26 February 2021
On 6 February 2019, following peace talks that were held in Khartoum, Sudan, the Central African Republic (CAR) government and 14 armed groups convened in the capital city, Bangui, and signed an African Union-sponsored accord known as the Political Agreement for Peace and Reconciliation. As part of the Peace Agreement, a new government was formed, with several members of armed groups being appointed to senior positions within the government. However, some of the appointees included leaders of armed groups that were implicated, by credible evidence, in committing atrocities during the conflict. The Peace Agreement was the sixth such accord to have been signed since the crisis started in late 2012 and represented, according to a Human Rights Watch report of 2019, the greatest effort by both international and national actors to include all relevant parties that were involved in the crisis.
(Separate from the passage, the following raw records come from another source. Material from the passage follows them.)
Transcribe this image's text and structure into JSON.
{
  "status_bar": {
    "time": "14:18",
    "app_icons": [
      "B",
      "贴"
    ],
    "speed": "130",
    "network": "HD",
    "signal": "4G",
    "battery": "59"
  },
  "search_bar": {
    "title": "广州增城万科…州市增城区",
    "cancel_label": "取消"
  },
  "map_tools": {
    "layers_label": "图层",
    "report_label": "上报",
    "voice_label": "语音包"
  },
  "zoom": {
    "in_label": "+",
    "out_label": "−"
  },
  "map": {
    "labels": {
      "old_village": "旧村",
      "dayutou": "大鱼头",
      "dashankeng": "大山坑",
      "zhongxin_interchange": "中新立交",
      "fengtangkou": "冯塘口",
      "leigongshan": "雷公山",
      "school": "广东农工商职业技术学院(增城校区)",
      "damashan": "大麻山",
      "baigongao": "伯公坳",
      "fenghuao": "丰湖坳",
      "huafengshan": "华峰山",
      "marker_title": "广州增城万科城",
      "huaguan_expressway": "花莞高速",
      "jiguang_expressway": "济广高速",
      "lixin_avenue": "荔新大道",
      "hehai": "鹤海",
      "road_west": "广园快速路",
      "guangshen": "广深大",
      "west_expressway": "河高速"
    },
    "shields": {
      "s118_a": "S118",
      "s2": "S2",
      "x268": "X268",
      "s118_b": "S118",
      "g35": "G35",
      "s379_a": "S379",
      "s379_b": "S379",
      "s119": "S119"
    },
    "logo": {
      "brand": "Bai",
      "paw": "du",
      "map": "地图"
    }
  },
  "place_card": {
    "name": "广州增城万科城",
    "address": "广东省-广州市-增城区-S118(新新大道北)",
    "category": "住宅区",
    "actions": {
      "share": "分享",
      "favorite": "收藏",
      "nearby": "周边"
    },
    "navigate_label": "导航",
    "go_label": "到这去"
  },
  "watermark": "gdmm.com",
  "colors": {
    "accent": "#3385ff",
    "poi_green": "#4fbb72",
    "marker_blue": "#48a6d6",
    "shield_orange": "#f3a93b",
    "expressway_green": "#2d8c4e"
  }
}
This Policy Brief will provide an analysis of the events leading up to the December 2020 polls and will assess the dynamics behind the crisis that unfolded during the electoral period. This Policy Brief will also analyse the post-electoral landscape and propose some policy recommendations to stabilise the country and promote the re-engagement with peace and reconciliation processes.